Could you please retype all of the records exactly, skipping any pictures?

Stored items
************
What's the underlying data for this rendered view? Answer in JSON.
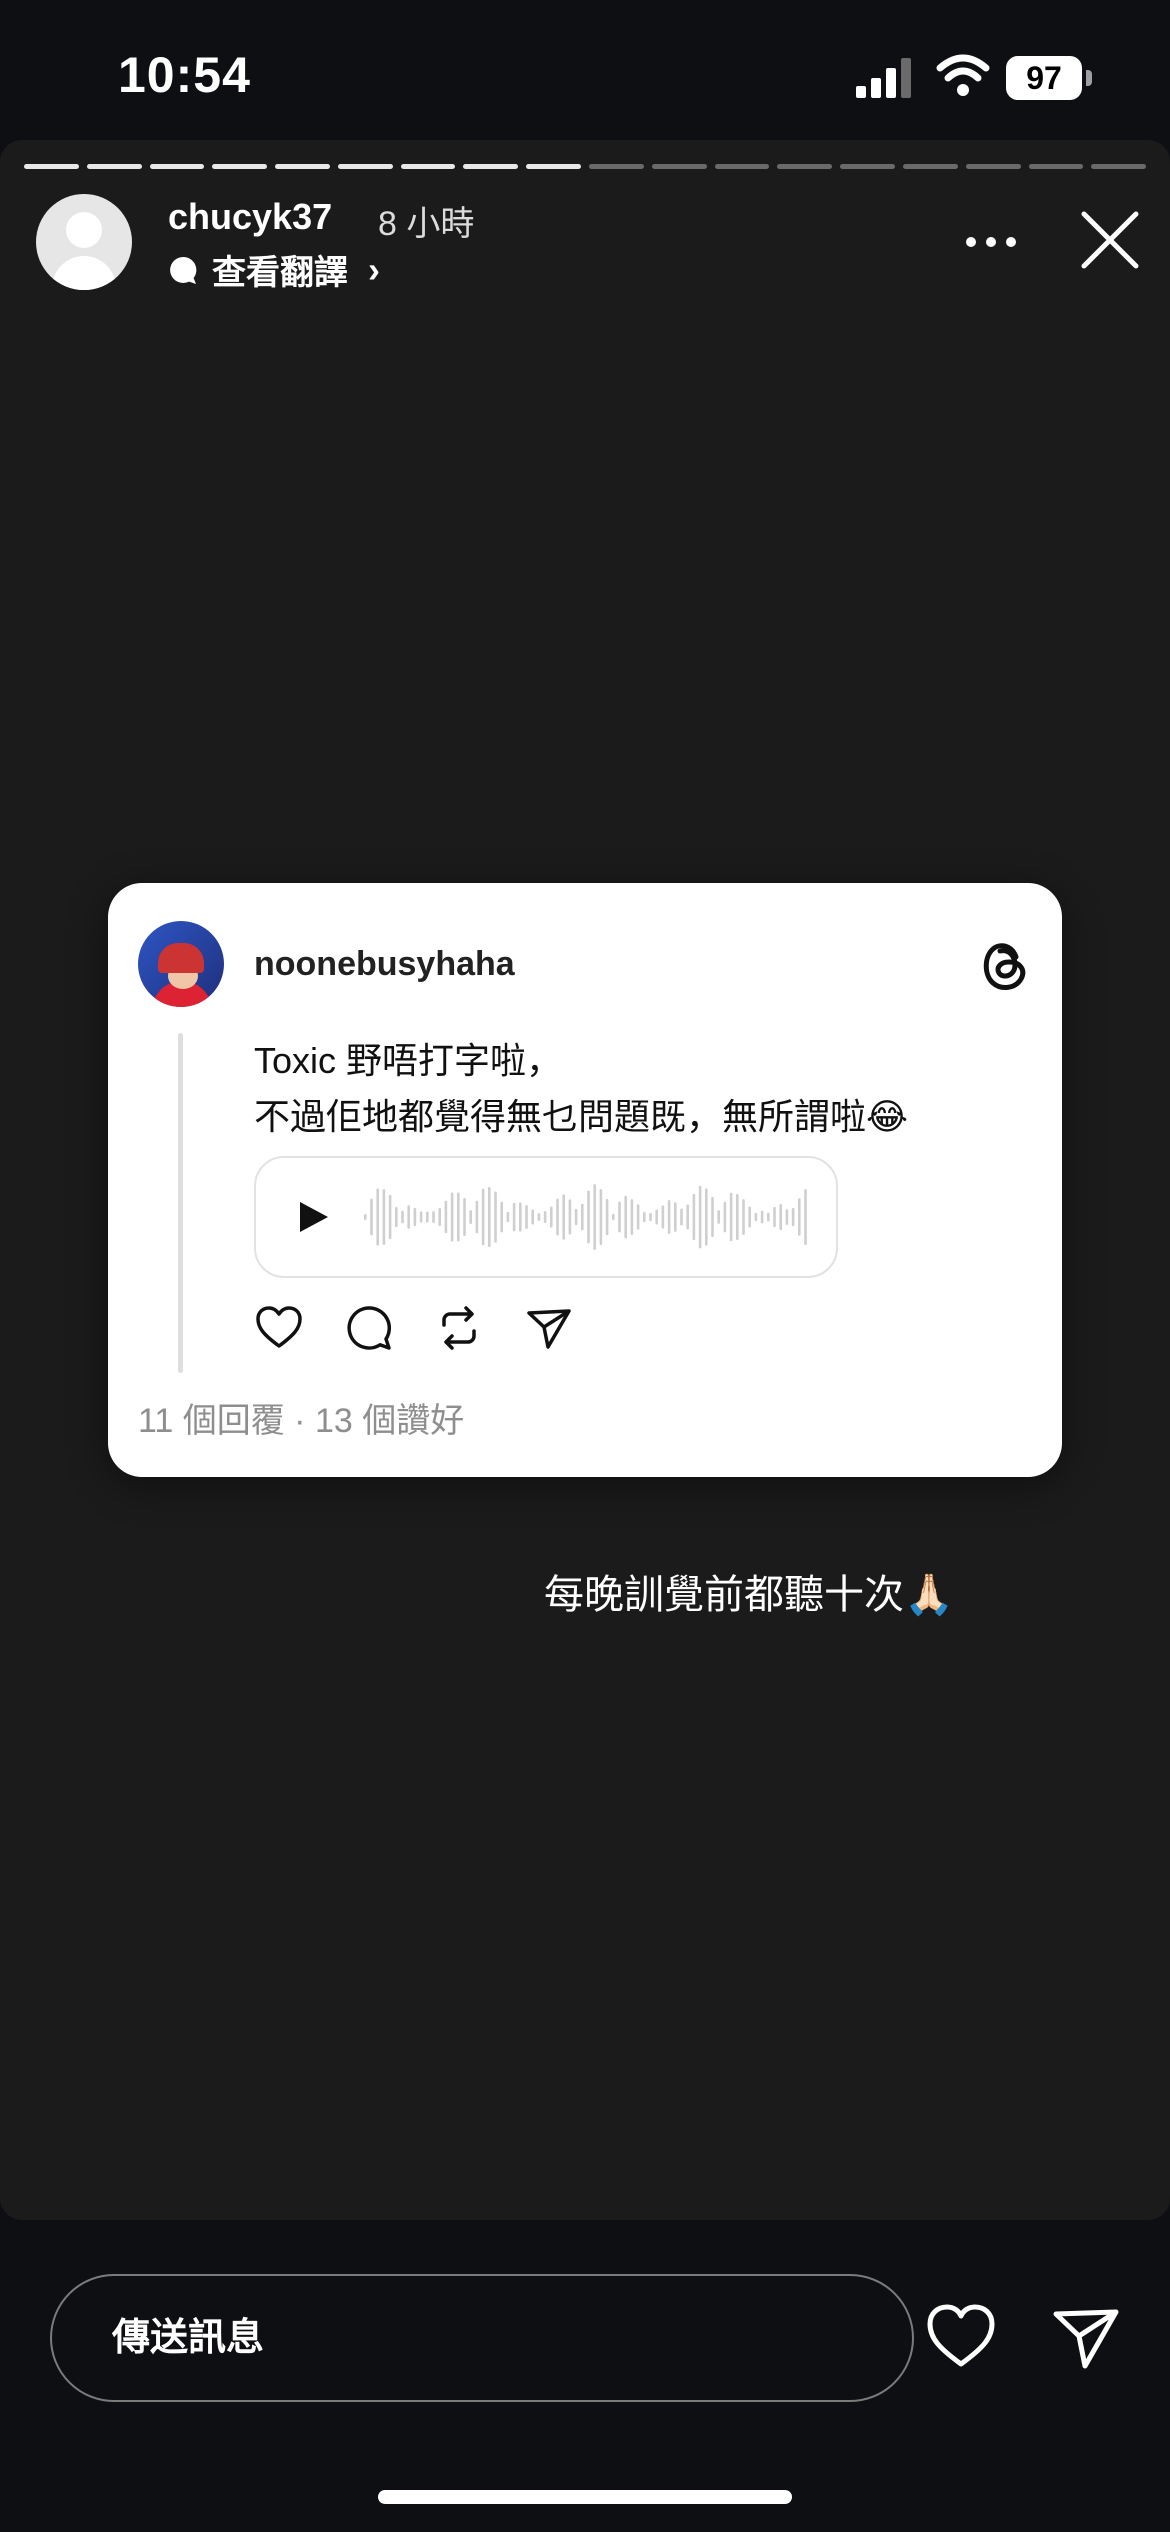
{
  "status_bar": {
    "time": "10:54",
    "battery": "97"
  },
  "story": {
    "progress_total": 18,
    "progress_done": 9,
    "username": "chucyk37",
    "time_ago": "8 小時",
    "translate_label": "查看翻譯"
  },
  "card": {
    "author": "noonebusyhaha",
    "text_line1": "Toxic 野唔打字啦，",
    "text_line2": "不過佢地都覺得無乜問題既，無所謂啦😂",
    "stats": "11 個回覆 · 13 個讚好"
  },
  "caption": "每晚訓覺前都聽十次🙏🏻",
  "reply": {
    "placeholder": "傳送訊息"
  },
  "icons": {
    "close": "close-icon",
    "more": "more-icon",
    "threads": "threads-logo-icon",
    "heart": "heart-icon",
    "send": "send-icon"
  }
}
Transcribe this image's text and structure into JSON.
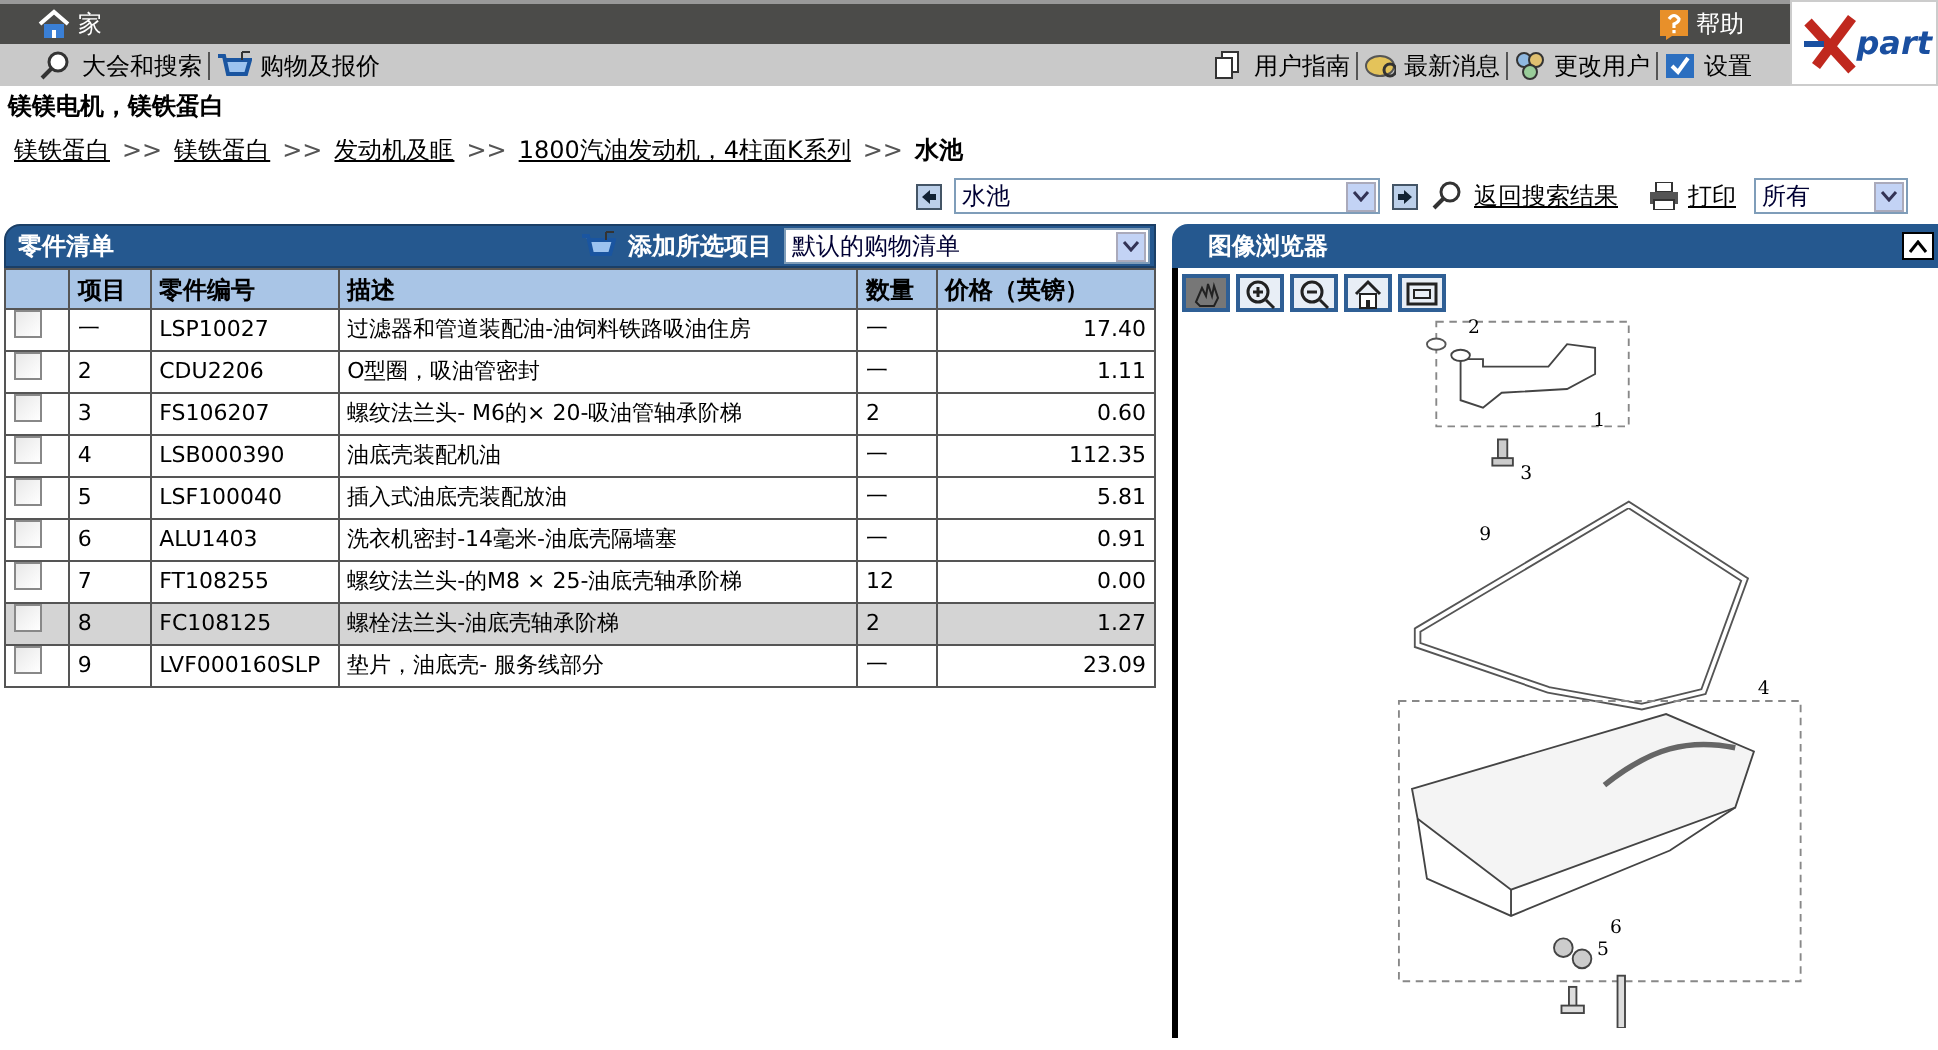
{
  "top_bar": {
    "home": "家",
    "help": "帮助",
    "logo": "part"
  },
  "menu_left": [
    "大会和搜索",
    "购物及报价"
  ],
  "menu_right": [
    "用户指南",
    "最新消息",
    "更改用户",
    "设置"
  ],
  "page_title": "镁镁电机，镁铁蛋白",
  "breadcrumb_separator": ">>",
  "breadcrumb": [
    {
      "label": "镁铁蛋白",
      "link": true
    },
    {
      "label": "镁铁蛋白",
      "link": true
    },
    {
      "label": "发动机及眶",
      "link": true
    },
    {
      "label": "1800汽油发动机，4柱面K系列",
      "link": true
    },
    {
      "label": "水池",
      "link": false
    }
  ],
  "toolbar": {
    "section_select": "水池",
    "back_link": "返回搜索结果",
    "print_link": "打印",
    "filter_select": "所有"
  },
  "parts_panel": {
    "title": "零件清单",
    "add_button": "添加所选项目",
    "list_select": "默认的购物清单",
    "columns": [
      "项目",
      "零件编号",
      "描述",
      "数量",
      "价格（英镑）"
    ],
    "rows": [
      {
        "checked": false,
        "selected": false,
        "cells": [
          "一",
          "LSP10027",
          "过滤器和管道装配油-油饲料铁路吸油住房",
          "一",
          "17.40"
        ]
      },
      {
        "checked": false,
        "selected": false,
        "cells": [
          "2",
          "CDU2206",
          "O型圈，吸油管密封",
          "一",
          "1.11"
        ]
      },
      {
        "checked": false,
        "selected": false,
        "cells": [
          "3",
          "FS106207",
          "螺纹法兰头- M6的× 20-吸油管轴承阶梯",
          "2",
          "0.60"
        ]
      },
      {
        "checked": false,
        "selected": false,
        "cells": [
          "4",
          "LSB000390",
          "油底壳装配机油",
          "一",
          "112.35"
        ]
      },
      {
        "checked": false,
        "selected": false,
        "cells": [
          "5",
          "LSF100040",
          "插入式油底壳装配放油",
          "一",
          "5.81"
        ]
      },
      {
        "checked": false,
        "selected": false,
        "cells": [
          "6",
          "ALU1403",
          "洗衣机密封-14毫米-油底壳隔墙塞",
          "一",
          "0.91"
        ]
      },
      {
        "checked": false,
        "selected": false,
        "cells": [
          "7",
          "FT108255",
          "螺纹法兰头-的M8 × 25-油底壳轴承阶梯",
          "12",
          "0.00"
        ]
      },
      {
        "checked": false,
        "selected": true,
        "cells": [
          "8",
          "FC108125",
          "螺栓法兰头-油底壳轴承阶梯",
          "2",
          "1.27"
        ]
      },
      {
        "checked": false,
        "selected": false,
        "cells": [
          "9",
          "LVF000160SLP",
          "垫片，油底壳- 服务线部分",
          "一",
          "23.09"
        ]
      }
    ]
  },
  "image_viewer": {
    "title": "图像浏览器",
    "tools": [
      {
        "kind": "pan",
        "selected": true
      },
      {
        "kind": "zoom-in",
        "selected": false
      },
      {
        "kind": "zoom-out",
        "selected": false
      },
      {
        "kind": "home",
        "selected": false
      },
      {
        "kind": "fit",
        "selected": false
      }
    ],
    "callouts": [
      "2",
      "1",
      "3",
      "9",
      "4",
      "6",
      "5"
    ]
  }
}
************
*WRITTEN ANSWER*.
What's the underlying data for this rendered view? Answer in JSON.
{
  "status_bar": {
    "time": "10:54",
    "battery": "97"
  },
  "story": {
    "progress_total": 18,
    "progress_done": 9,
    "username": "chucyk37",
    "time_ago": "8 小時",
    "translate_label": "查看翻譯"
  },
  "card": {
    "author": "noonebusyhaha",
    "text_line1": "Toxic 野唔打字啦，",
    "text_line2": "不過佢地都覺得無乜問題既，無所謂啦😂",
    "stats": "11 個回覆 · 13 個讚好"
  },
  "caption": "每晚訓覺前都聽十次🙏🏻",
  "reply": {
    "placeholder": "傳送訊息"
  },
  "icons": {
    "close": "close-icon",
    "more": "more-icon",
    "threads": "threads-logo-icon",
    "heart": "heart-icon",
    "send": "send-icon"
  }
}
Transcribe this image's text and structure into JSON.
{
  "top_bar": {
    "home": "家",
    "help": "帮助",
    "logo": "part"
  },
  "menu_left": [
    "大会和搜索",
    "购物及报价"
  ],
  "menu_right": [
    "用户指南",
    "最新消息",
    "更改用户",
    "设置"
  ],
  "page_title": "镁镁电机，镁铁蛋白",
  "breadcrumb_separator": ">>",
  "breadcrumb": [
    {
      "label": "镁铁蛋白",
      "link": true
    },
    {
      "label": "镁铁蛋白",
      "link": true
    },
    {
      "label": "发动机及眶",
      "link": true
    },
    {
      "label": "1800汽油发动机，4柱面K系列",
      "link": true
    },
    {
      "label": "水池",
      "link": false
    }
  ],
  "toolbar": {
    "section_select": "水池",
    "back_link": "返回搜索结果",
    "print_link": "打印",
    "filter_select": "所有"
  },
  "parts_panel": {
    "title": "零件清单",
    "add_button": "添加所选项目",
    "list_select": "默认的购物清单",
    "columns": [
      "项目",
      "零件编号",
      "描述",
      "数量",
      "价格（英镑）"
    ],
    "rows": [
      {
        "checked": false,
        "selected": false,
        "cells": [
          "一",
          "LSP10027",
          "过滤器和管道装配油-油饲料铁路吸油住房",
          "一",
          "17.40"
        ]
      },
      {
        "checked": false,
        "selected": false,
        "cells": [
          "2",
          "CDU2206",
          "O型圈，吸油管密封",
          "一",
          "1.11"
        ]
      },
      {
        "checked": false,
        "selected": false,
        "cells": [
          "3",
          "FS106207",
          "螺纹法兰头- M6的× 20-吸油管轴承阶梯",
          "2",
          "0.60"
        ]
      },
      {
        "checked": false,
        "selected": false,
        "cells": [
          "4",
          "LSB000390",
          "油底壳装配机油",
          "一",
          "112.35"
        ]
      },
      {
        "checked": false,
        "selected": false,
        "cells": [
          "5",
          "LSF100040",
          "插入式油底壳装配放油",
          "一",
          "5.81"
        ]
      },
      {
        "checked": false,
        "selected": false,
        "cells": [
          "6",
          "ALU1403",
          "洗衣机密封-14毫米-油底壳隔墙塞",
          "一",
          "0.91"
        ]
      },
      {
        "checked": false,
        "selected": false,
        "cells": [
          "7",
          "FT108255",
          "螺纹法兰头-的M8 × 25-油底壳轴承阶梯",
          "12",
          "0.00"
        ]
      },
      {
        "checked": false,
        "selected": true,
        "cells": [
          "8",
          "FC108125",
          "螺栓法兰头-油底壳轴承阶梯",
          "2",
          "1.27"
        ]
      },
      {
        "checked": false,
        "selected": false,
        "cells": [
          "9",
          "LVF000160SLP",
          "垫片，油底壳- 服务线部分",
          "一",
          "23.09"
        ]
      }
    ]
  },
  "image_viewer": {
    "title": "图像浏览器",
    "tools": [
      {
        "kind": "pan",
        "selected": true
      },
      {
        "kind": "zoom-in",
        "selected": false
      },
      {
        "kind": "zoom-out",
        "selected": false
      },
      {
        "kind": "home",
        "selected": false
      },
      {
        "kind": "fit",
        "selected": false
      }
    ],
    "callouts": [
      "2",
      "1",
      "3",
      "9",
      "4",
      "6",
      "5"
    ]
  }
}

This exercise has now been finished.